(Dataset extract begins)

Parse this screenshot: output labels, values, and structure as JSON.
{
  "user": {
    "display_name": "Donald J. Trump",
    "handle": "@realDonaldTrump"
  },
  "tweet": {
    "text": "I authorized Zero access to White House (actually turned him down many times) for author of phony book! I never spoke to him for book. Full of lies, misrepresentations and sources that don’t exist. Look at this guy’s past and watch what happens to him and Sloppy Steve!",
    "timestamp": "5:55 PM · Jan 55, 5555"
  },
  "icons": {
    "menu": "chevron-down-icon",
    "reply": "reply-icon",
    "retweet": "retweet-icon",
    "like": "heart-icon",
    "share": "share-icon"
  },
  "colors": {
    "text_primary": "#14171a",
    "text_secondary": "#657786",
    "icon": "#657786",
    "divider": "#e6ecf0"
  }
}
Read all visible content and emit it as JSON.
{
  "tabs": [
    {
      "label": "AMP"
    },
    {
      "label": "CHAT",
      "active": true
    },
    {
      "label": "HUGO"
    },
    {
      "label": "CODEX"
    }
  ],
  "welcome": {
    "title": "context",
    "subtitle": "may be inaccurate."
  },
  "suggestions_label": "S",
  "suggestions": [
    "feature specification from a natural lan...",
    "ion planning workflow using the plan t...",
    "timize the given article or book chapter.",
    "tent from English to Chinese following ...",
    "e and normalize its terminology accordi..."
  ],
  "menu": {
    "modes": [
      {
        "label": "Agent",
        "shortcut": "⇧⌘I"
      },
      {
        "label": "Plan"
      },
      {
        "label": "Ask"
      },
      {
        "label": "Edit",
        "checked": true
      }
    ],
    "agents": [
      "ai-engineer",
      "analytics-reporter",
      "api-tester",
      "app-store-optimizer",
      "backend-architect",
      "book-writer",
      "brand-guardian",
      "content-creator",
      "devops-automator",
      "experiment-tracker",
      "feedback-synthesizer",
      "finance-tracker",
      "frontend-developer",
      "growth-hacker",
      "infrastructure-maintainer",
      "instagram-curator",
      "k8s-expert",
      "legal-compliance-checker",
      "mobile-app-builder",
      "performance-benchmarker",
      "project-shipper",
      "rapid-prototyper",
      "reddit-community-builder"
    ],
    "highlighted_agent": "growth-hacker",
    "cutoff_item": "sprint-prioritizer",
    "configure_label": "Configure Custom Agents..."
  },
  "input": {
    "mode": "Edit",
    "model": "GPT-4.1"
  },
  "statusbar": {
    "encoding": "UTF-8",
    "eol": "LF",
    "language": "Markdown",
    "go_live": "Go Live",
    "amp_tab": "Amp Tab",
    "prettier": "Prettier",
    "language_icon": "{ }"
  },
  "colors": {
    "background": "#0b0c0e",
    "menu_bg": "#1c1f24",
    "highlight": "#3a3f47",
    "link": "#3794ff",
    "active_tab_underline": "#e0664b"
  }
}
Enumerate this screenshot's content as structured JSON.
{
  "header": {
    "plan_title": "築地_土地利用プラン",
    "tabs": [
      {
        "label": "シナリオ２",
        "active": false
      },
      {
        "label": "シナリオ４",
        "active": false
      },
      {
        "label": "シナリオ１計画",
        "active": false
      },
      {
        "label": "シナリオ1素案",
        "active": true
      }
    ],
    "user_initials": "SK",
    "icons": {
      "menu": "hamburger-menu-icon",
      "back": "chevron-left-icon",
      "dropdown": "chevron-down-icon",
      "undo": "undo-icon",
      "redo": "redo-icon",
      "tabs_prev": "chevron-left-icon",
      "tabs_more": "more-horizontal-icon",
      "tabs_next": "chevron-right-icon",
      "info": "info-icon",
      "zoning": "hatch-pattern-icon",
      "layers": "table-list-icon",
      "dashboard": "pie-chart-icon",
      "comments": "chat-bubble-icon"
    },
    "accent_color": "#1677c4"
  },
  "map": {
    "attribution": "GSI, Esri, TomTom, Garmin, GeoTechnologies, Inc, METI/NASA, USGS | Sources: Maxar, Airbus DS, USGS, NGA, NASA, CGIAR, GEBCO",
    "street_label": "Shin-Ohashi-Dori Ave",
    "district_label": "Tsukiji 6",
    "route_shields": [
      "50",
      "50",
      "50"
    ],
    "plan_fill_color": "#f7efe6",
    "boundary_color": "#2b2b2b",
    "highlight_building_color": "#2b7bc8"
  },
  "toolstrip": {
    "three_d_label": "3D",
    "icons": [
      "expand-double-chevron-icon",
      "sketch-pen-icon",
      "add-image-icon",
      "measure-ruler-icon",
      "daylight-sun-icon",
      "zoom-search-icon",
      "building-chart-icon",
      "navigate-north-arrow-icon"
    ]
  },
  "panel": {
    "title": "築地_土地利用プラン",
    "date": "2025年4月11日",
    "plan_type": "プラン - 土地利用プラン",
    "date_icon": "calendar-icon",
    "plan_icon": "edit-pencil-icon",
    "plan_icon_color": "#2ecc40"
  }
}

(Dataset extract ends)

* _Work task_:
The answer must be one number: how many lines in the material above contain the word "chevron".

* _Response box_:
6